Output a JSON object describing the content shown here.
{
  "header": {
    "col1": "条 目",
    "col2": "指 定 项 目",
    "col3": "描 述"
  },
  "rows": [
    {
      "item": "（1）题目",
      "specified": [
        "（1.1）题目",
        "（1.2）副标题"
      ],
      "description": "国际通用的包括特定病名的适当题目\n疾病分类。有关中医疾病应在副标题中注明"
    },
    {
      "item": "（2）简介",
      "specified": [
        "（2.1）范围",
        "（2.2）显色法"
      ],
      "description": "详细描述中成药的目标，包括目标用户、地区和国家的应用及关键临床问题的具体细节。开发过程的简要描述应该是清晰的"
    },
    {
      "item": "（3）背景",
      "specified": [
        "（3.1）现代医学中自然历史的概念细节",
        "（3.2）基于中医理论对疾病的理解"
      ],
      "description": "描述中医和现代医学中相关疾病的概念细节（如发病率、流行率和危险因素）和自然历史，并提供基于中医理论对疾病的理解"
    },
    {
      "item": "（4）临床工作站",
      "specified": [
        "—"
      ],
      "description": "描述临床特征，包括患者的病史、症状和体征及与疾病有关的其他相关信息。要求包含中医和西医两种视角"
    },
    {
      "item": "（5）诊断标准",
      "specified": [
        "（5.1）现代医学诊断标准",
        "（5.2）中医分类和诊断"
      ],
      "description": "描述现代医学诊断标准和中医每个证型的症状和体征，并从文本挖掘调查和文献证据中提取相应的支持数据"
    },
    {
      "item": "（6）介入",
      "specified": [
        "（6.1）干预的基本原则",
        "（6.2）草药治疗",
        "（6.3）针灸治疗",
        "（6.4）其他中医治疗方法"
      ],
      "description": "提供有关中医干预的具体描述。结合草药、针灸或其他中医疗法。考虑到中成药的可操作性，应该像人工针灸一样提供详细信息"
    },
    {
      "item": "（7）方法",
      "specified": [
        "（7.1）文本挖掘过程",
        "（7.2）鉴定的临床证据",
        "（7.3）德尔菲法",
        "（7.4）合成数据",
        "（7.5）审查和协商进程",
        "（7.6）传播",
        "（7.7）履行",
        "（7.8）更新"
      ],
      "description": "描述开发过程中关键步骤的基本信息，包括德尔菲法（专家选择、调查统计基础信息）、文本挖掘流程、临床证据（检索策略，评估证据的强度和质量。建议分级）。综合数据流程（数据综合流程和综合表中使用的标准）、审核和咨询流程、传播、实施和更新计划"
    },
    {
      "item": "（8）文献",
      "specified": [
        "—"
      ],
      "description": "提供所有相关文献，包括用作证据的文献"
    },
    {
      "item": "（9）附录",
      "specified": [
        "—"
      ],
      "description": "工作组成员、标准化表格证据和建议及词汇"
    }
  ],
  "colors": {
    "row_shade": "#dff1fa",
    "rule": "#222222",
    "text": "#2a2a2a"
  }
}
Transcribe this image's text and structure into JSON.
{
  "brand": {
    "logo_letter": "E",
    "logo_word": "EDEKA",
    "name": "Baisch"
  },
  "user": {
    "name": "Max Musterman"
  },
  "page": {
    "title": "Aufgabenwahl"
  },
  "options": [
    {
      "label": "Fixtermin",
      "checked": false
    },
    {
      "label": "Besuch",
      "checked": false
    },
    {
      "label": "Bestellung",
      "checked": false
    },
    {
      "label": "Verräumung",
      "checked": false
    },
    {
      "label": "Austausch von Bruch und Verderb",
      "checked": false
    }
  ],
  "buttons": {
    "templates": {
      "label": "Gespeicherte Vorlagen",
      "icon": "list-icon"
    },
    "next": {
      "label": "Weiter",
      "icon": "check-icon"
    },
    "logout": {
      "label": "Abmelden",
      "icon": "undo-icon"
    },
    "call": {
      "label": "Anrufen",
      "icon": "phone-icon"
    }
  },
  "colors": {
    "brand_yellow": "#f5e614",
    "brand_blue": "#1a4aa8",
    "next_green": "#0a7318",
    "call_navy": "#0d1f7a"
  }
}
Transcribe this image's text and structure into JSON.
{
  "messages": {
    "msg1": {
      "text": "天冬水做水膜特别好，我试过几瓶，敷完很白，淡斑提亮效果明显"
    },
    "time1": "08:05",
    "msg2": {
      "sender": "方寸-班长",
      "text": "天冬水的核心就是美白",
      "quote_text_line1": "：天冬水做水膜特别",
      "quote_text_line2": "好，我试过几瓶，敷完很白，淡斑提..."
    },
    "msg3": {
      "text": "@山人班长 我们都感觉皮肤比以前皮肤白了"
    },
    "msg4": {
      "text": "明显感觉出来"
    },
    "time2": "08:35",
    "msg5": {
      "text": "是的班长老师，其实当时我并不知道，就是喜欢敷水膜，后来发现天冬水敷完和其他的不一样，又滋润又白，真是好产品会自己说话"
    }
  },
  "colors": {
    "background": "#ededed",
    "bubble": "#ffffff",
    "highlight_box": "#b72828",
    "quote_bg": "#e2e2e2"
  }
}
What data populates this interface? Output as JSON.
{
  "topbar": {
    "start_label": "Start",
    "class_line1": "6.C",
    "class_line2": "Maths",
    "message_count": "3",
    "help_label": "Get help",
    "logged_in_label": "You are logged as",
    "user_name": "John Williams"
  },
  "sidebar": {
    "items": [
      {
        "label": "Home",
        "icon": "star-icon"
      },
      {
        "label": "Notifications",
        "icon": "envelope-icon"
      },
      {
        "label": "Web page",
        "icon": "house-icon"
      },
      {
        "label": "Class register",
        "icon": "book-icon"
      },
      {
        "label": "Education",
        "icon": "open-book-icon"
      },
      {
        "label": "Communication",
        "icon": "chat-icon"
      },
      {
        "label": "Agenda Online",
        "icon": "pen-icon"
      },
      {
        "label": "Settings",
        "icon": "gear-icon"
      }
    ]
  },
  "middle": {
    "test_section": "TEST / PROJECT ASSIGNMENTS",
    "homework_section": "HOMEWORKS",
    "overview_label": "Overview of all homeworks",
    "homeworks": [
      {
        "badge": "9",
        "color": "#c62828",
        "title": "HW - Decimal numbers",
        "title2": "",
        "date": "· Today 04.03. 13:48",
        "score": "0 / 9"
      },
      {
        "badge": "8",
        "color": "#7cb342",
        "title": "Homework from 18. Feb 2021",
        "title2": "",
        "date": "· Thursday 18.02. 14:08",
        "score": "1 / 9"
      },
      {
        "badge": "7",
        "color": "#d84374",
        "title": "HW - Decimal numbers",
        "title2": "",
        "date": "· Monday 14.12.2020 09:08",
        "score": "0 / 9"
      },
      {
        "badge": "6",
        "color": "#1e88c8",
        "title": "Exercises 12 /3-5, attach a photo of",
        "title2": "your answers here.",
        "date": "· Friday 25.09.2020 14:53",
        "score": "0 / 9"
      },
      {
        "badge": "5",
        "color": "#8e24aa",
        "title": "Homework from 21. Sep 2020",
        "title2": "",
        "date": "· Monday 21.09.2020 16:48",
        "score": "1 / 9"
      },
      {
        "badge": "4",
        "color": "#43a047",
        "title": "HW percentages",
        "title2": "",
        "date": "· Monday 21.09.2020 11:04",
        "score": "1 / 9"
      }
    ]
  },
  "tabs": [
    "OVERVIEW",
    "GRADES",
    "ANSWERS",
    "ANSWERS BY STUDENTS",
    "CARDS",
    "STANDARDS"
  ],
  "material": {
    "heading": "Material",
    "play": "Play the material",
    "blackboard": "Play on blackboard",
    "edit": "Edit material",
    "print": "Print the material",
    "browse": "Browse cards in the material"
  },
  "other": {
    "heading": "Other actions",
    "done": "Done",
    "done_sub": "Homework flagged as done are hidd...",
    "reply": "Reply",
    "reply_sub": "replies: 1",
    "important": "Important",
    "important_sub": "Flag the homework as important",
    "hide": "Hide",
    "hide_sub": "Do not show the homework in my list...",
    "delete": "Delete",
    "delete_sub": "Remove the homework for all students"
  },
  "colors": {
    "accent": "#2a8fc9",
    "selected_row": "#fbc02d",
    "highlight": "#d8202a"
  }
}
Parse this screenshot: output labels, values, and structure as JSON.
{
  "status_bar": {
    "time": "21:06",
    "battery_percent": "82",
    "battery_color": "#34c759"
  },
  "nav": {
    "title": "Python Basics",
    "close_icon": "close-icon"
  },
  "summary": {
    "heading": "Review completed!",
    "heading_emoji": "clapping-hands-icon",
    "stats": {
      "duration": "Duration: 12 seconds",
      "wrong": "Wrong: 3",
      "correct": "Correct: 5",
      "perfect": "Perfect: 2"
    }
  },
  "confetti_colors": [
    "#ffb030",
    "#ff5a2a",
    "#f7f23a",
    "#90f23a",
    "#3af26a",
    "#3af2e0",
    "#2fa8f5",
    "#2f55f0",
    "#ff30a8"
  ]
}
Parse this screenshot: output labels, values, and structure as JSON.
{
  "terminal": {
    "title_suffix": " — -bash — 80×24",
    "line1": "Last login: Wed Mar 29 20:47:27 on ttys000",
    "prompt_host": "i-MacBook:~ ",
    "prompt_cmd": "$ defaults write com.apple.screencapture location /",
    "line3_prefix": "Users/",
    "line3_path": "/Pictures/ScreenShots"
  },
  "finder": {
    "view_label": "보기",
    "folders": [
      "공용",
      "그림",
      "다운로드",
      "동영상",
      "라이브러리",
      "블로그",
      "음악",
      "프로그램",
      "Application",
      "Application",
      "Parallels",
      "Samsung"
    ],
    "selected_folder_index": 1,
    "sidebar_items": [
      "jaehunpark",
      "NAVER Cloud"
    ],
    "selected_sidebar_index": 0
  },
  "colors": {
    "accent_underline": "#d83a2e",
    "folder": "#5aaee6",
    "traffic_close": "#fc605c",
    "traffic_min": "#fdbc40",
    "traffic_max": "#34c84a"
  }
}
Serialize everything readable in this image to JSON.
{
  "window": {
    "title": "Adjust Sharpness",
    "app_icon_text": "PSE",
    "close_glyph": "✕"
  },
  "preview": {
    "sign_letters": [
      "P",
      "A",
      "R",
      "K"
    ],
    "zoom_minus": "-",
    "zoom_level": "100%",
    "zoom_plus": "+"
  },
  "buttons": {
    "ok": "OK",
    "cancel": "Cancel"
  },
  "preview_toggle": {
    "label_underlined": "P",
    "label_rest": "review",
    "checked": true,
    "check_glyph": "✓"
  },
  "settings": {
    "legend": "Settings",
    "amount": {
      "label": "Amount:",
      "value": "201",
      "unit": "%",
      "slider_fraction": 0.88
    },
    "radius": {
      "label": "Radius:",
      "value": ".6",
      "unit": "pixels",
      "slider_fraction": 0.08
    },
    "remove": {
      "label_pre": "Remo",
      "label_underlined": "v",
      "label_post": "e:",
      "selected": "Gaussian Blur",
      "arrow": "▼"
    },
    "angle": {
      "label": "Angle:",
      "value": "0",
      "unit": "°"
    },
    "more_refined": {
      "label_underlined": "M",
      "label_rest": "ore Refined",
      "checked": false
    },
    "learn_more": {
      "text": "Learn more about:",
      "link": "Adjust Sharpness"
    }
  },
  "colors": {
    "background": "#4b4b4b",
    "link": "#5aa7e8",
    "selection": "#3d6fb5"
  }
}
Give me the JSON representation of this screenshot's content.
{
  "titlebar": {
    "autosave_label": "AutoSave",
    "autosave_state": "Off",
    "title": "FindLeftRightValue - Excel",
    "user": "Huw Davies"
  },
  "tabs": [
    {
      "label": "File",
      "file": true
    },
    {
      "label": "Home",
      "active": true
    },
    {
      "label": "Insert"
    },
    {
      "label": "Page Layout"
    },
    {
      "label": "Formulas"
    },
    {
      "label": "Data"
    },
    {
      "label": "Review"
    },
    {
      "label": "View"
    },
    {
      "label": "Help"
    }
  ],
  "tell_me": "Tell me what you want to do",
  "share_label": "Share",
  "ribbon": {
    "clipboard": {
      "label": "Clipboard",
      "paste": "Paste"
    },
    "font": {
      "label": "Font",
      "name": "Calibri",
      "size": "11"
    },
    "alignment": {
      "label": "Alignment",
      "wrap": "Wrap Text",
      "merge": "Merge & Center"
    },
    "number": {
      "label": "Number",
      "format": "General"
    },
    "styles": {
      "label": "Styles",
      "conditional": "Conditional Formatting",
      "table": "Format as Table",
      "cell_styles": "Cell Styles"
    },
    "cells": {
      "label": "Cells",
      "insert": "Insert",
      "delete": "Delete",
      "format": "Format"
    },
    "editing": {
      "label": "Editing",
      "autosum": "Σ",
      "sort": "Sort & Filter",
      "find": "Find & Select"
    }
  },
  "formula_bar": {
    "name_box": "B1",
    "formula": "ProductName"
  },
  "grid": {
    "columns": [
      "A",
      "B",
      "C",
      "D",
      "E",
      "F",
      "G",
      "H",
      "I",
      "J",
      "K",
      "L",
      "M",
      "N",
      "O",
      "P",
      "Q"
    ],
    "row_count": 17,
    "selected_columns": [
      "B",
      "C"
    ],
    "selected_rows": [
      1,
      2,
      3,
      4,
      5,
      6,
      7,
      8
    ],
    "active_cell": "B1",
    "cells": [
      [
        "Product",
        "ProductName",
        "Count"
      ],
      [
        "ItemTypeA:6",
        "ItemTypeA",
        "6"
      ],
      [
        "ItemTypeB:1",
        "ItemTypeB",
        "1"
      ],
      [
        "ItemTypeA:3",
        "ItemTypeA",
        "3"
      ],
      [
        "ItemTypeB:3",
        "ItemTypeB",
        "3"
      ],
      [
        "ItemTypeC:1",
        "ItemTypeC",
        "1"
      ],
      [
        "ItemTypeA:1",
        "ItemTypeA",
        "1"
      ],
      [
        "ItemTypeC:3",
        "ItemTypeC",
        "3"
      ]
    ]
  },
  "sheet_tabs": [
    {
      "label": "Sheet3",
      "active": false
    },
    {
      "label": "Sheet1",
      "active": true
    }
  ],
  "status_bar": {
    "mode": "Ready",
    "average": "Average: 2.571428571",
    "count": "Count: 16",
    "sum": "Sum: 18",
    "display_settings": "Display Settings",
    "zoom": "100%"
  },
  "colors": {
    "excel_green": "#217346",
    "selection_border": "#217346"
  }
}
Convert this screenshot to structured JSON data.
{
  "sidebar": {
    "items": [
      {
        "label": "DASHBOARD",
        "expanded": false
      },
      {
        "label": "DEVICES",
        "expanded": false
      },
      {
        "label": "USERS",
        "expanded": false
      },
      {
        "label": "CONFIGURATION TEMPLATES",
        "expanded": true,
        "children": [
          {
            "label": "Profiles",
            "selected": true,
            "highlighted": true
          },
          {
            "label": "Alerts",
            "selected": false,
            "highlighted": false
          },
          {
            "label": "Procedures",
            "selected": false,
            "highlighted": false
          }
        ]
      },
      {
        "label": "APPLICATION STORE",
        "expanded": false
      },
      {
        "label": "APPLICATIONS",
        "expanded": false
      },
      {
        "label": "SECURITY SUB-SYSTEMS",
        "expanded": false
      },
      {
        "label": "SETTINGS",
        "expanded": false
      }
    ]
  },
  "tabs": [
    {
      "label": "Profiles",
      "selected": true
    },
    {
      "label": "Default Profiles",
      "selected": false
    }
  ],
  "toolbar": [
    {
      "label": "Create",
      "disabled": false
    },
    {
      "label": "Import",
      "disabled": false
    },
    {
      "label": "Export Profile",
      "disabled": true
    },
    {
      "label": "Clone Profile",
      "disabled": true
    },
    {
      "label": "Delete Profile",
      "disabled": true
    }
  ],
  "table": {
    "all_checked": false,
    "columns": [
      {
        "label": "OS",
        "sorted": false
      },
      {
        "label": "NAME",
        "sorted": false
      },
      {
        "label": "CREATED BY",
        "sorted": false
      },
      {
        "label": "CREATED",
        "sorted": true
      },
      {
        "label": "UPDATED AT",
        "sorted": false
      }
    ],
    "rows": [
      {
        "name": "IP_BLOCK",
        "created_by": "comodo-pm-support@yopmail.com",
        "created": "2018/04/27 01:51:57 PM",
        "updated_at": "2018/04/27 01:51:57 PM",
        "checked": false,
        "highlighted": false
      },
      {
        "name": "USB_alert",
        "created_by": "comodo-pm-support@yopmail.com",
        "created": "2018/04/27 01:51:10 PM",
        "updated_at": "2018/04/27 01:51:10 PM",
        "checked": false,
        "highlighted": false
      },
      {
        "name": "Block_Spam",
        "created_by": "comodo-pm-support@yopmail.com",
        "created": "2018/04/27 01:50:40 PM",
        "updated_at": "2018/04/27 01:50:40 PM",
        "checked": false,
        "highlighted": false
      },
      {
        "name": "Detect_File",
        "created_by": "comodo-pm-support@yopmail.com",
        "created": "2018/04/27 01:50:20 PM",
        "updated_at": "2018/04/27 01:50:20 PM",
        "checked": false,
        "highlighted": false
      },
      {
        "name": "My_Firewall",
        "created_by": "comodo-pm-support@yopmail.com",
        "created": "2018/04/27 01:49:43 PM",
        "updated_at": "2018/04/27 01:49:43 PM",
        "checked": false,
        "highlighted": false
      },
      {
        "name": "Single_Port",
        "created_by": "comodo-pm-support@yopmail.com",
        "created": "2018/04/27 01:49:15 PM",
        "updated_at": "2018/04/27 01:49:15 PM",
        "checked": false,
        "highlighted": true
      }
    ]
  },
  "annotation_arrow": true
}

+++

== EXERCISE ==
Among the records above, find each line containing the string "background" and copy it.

== SOLUTION ==
    "background": "#ededed",
    "background": "#4b4b4b",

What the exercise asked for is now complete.